[Dataset rows for apps and sites]
+ + +
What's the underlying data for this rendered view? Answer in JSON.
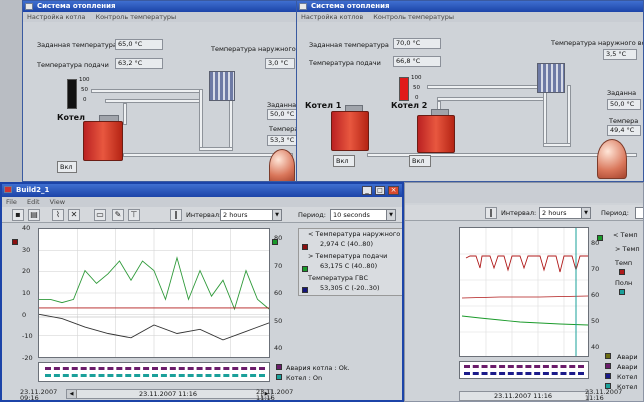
{
  "windows": {
    "heating_left": {
      "title": "Система отопления",
      "menu": [
        "Настройка котла",
        "Контроль температуры"
      ],
      "labels": {
        "set_temp": "Заданная температура",
        "supply_temp": "Температура подачи",
        "outdoor_temp": "Температура наружного воз",
        "boiler": "Котел",
        "right_set": "Заданна",
        "right_temp": "Темпера"
      },
      "values": {
        "set_temp": "65,0 °C",
        "supply_temp": "63,2 °C",
        "outdoor_temp": "3,0 °C",
        "right_set": "50,0 °C",
        "right_temp": "53,3 °C",
        "range_top": "100",
        "range_mid": "50",
        "range_bot": "0"
      },
      "on_button": "Вкл"
    },
    "heating_right": {
      "title": "Система отопления",
      "menu": [
        "Настройка котлов",
        "Контроль температуры"
      ],
      "labels": {
        "set_temp": "Заданная температура",
        "supply_temp": "Температура подачи",
        "outdoor_temp": "Температура наружного во",
        "boiler1": "Котел 1",
        "boiler2": "Котел 2",
        "right_set": "Заданна",
        "right_temp": "Темпера"
      },
      "values": {
        "set_temp": "70,0 °C",
        "supply_temp": "66,8 °C",
        "outdoor_temp": "3,5 °C",
        "right_set": "50,0 °C",
        "right_temp": "49,4 °C",
        "range_top": "100",
        "range_mid": "50",
        "range_bot": "0"
      },
      "on_button1": "Вкл",
      "on_button2": "Вкл"
    },
    "build": {
      "title": "Build2_1",
      "menu": [
        "File",
        "Edit",
        "View"
      ],
      "interval_label": "Интервал:",
      "interval_value": "2 hours",
      "period_label": "Период:",
      "period_value": "10 seconds",
      "legend": [
        {
          "name": "< Температура наружного в",
          "value": "2,974 C  (40..80)",
          "color": "#8b1010"
        },
        {
          "name": "> Температура подачи",
          "value": "63,175 C  (40..80)",
          "color": "#1a9a2a"
        },
        {
          "name": "Температура ГВС",
          "value": "53,305 C  (-20..30)",
          "color": "#14147a"
        }
      ],
      "alarms": [
        {
          "name": "Авария котла : Ok.",
          "color": "#6b1c6b"
        },
        {
          "name": "Котел : On",
          "color": "#1aa09a"
        }
      ],
      "y_left_ticks": [
        "40",
        "30",
        "20",
        "10",
        "0",
        "-10",
        "-20"
      ],
      "y_right_ticks": [
        "80",
        "70",
        "60",
        "50",
        "40"
      ],
      "x_start": "23.11.2007\n09:16",
      "x_center": "23.11.2007 11:16",
      "x_end": "23.11.2007\n11:16",
      "ctl_mid": "2 hours"
    },
    "trend_right": {
      "interval_label": "Интервал:",
      "interval_value": "2 hours",
      "period_label": "Период:",
      "legend": [
        "< Темп",
        "> Темп",
        "Темп",
        "Полн"
      ],
      "y_ticks": [
        "80",
        "70",
        "60",
        "50",
        "40"
      ],
      "alarms": [
        "Авари",
        "Авари",
        "Котел",
        "Котел"
      ],
      "x_center": "23.11.2007 11:16",
      "x_end": "23.11.2007\n11:16"
    }
  },
  "chart_data": [
    {
      "type": "line",
      "title": "Build2_1",
      "x_range": [
        "23.11.2007 09:16",
        "23.11.2007 11:16"
      ],
      "ylim_left": [
        -20,
        40
      ],
      "ylim_right": [
        40,
        80
      ],
      "series": [
        {
          "name": "Температура подачи",
          "x": [
            0,
            5,
            10,
            15,
            20,
            25,
            30,
            35,
            40,
            45,
            50,
            55,
            60,
            65,
            70,
            75,
            80,
            85,
            90,
            95,
            100
          ],
          "values": [
            58,
            58,
            57,
            58,
            67,
            63,
            66,
            70,
            64,
            70,
            67,
            58,
            71,
            58,
            67,
            59,
            64,
            55,
            67,
            58,
            55
          ]
        },
        {
          "name": "Температура наружного в",
          "x": [
            0,
            10,
            20,
            30,
            40,
            50,
            60,
            70,
            80,
            90,
            100
          ],
          "values": [
            0,
            -2,
            -6,
            -9,
            -11,
            -5,
            -9,
            -7,
            -12,
            -8,
            -4
          ]
        },
        {
          "name": "Температура ГВС",
          "x": [
            0,
            25,
            50,
            75,
            100
          ],
          "values": [
            3,
            3,
            3,
            3,
            3
          ]
        }
      ]
    }
  ]
}
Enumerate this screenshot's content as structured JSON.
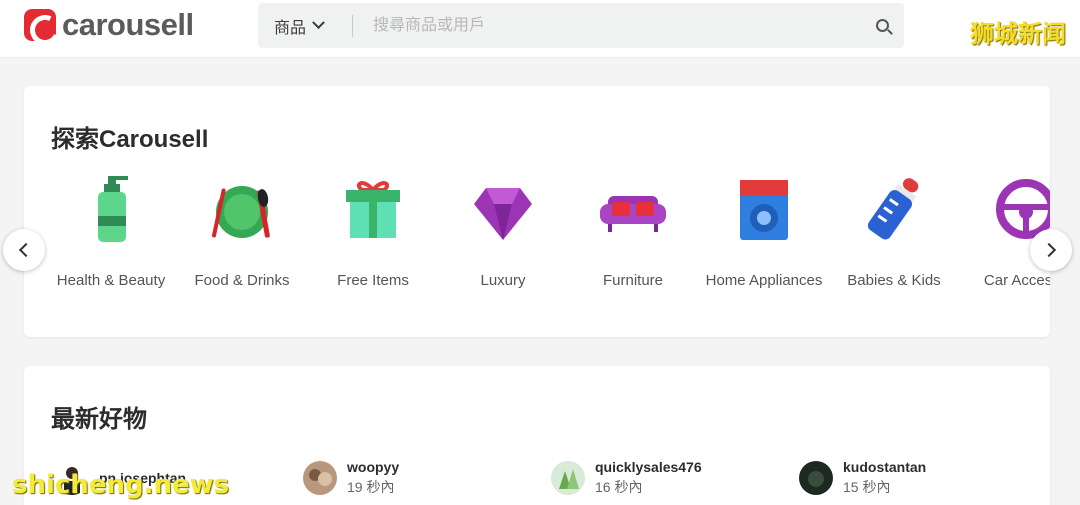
{
  "header": {
    "logo_text": "carousell",
    "search": {
      "category_label": "商品",
      "placeholder": "搜尋商品或用戶"
    },
    "watermark": "狮城新闻"
  },
  "explore": {
    "title": "探索Carousell",
    "cutoff_left": "'",
    "categories": [
      {
        "label": "Health & Beauty",
        "icon": "soap-bottle-icon"
      },
      {
        "label": "Food & Drinks",
        "icon": "plate-cutlery-icon"
      },
      {
        "label": "Free Items",
        "icon": "gift-box-icon"
      },
      {
        "label": "Luxury",
        "icon": "diamond-icon"
      },
      {
        "label": "Furniture",
        "icon": "sofa-icon"
      },
      {
        "label": "Home Appliances",
        "icon": "washing-machine-icon"
      },
      {
        "label": "Babies & Kids",
        "icon": "baby-bottle-icon"
      },
      {
        "label": "Car Accesso",
        "icon": "steering-wheel-icon"
      }
    ]
  },
  "latest": {
    "title": "最新好物",
    "listings": [
      {
        "seller": "pn.josephtan",
        "time": ""
      },
      {
        "seller": "woopyy",
        "time": "19 秒內"
      },
      {
        "seller": "quicklysales476",
        "time": "16 秒內"
      },
      {
        "seller": "kudostantan",
        "time": "15 秒內"
      }
    ]
  },
  "watermark_bottom": "shicheng.news"
}
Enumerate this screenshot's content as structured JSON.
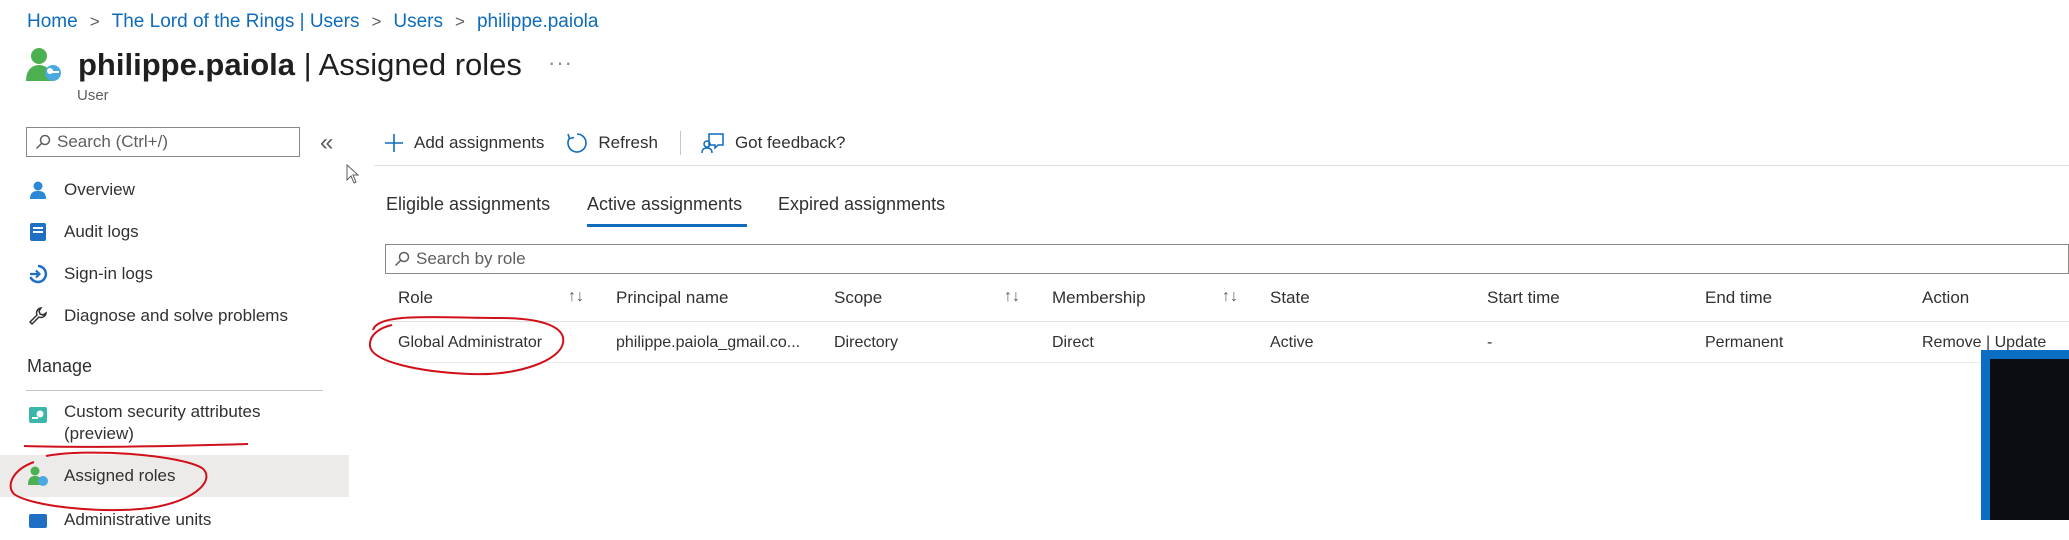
{
  "breadcrumb": [
    "Home",
    "The Lord of the Rings | Users",
    "Users",
    "philippe.paiola"
  ],
  "page": {
    "title_name": "philippe.paiola",
    "title_suffix": " | Assigned roles",
    "more": "···",
    "subtitle": "User"
  },
  "sidebar": {
    "search_placeholder": "Search (Ctrl+/)",
    "collapse": "«",
    "items": [
      {
        "label": "Overview",
        "icon": "user-icon"
      },
      {
        "label": "Audit logs",
        "icon": "audit-log-icon"
      },
      {
        "label": "Sign-in logs",
        "icon": "sign-in-icon"
      },
      {
        "label": "Diagnose and solve problems",
        "icon": "wrench-icon"
      }
    ],
    "manage_label": "Manage",
    "manage_items": [
      {
        "label": "Custom security attributes",
        "label2": "(preview)",
        "icon": "attributes-icon"
      },
      {
        "label": "Assigned roles",
        "icon": "user-role-icon",
        "active": true
      },
      {
        "label": "Administrative units",
        "icon": "admin-units-icon"
      }
    ]
  },
  "toolbar": {
    "add_label": "Add assignments",
    "refresh_label": "Refresh",
    "feedback_label": "Got feedback?"
  },
  "tabs": [
    "Eligible assignments",
    "Active assignments",
    "Expired assignments"
  ],
  "active_tab": "Active assignments",
  "table": {
    "search_placeholder": "Search by role",
    "sort_glyph": "↑↓",
    "columns": [
      "Role",
      "Principal name",
      "Scope",
      "Membership",
      "State",
      "Start time",
      "End time",
      "Action"
    ],
    "rows": [
      [
        "Global Administrator",
        "philippe.paiola_gmail.co...",
        "Directory",
        "Direct",
        "Active",
        "-",
        "Permanent",
        "Remove | Update"
      ]
    ]
  },
  "colors": {
    "accent": "#0f6cbd",
    "annotation": "#d0101a",
    "video_frame": "#0a6fc2"
  }
}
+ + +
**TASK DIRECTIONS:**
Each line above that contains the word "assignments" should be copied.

**FINAL ANSWER:**
    "add_label": "Add assignments",
    "Eligible assignments",
    "Active assignments",
    "Expired assignments"
  "active_tab": "Active assignments",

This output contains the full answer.